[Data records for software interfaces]
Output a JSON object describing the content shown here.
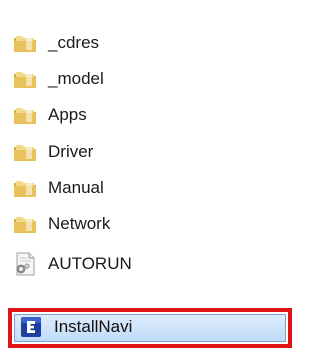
{
  "file_list": {
    "items": [
      {
        "name": "_cdres",
        "type": "folder",
        "icon": "folder-icon"
      },
      {
        "name": "_model",
        "type": "folder",
        "icon": "folder-icon"
      },
      {
        "name": "Apps",
        "type": "folder",
        "icon": "folder-icon"
      },
      {
        "name": "Driver",
        "type": "folder",
        "icon": "folder-icon"
      },
      {
        "name": "Manual",
        "type": "folder",
        "icon": "folder-icon"
      },
      {
        "name": "Network",
        "type": "folder",
        "icon": "folder-icon"
      },
      {
        "name": "AUTORUN",
        "type": "file",
        "icon": "settings-file-icon"
      },
      {
        "name": "InstallNavi",
        "type": "application",
        "icon": "app-icon",
        "selected": true
      }
    ]
  },
  "colors": {
    "highlight_border": "#e01414",
    "selection_fill": "#c1dcf9",
    "folder": "#e8c25a"
  }
}
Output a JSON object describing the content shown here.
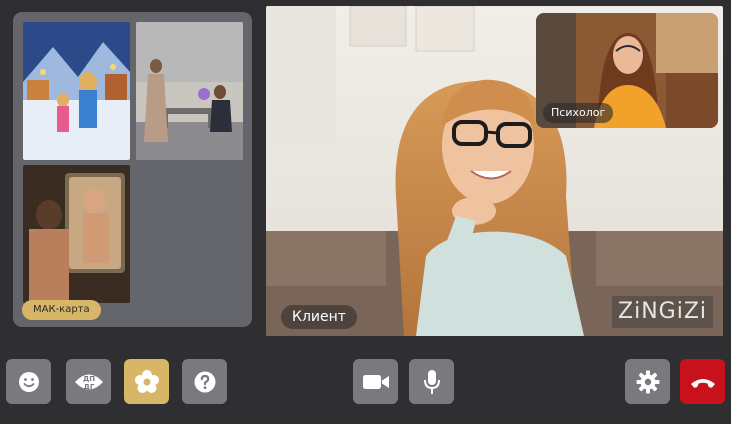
{
  "cards_panel": {
    "badge_label": "МАК-карта",
    "cards": [
      {
        "subject": "winter skating couple"
      },
      {
        "subject": "proposal with flowers"
      },
      {
        "subject": "man at mirror"
      }
    ]
  },
  "main_video": {
    "participant_label": "Клиент",
    "logo_text": "ZiNGiZi"
  },
  "pip_video": {
    "participant_label": "Психолог"
  },
  "toolbar": {
    "left": [
      {
        "icon": "smile-icon"
      },
      {
        "icon": "dp-dg-icon",
        "text_top": "ДП",
        "text_bottom": "ДГ"
      },
      {
        "icon": "flower-icon",
        "active": true
      },
      {
        "icon": "help-icon"
      }
    ],
    "center": [
      {
        "icon": "camera-icon"
      },
      {
        "icon": "microphone-icon"
      }
    ],
    "right": [
      {
        "icon": "gear-icon"
      },
      {
        "icon": "hangup-icon"
      }
    ]
  },
  "colors": {
    "background": "#2f2f31",
    "panel": "#65666b",
    "button": "#7a7a7e",
    "accent": "#d8b667",
    "hangup": "#c8111b"
  }
}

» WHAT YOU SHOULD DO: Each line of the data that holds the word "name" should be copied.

» SOLUTION FOR THIS TASK:
        "name": "_cdres",
        "name": "_model",
        "name": "Apps",
        "name": "Driver",
        "name": "Manual",
        "name": "Network",
        "name": "AUTORUN",
        "name": "InstallNavi",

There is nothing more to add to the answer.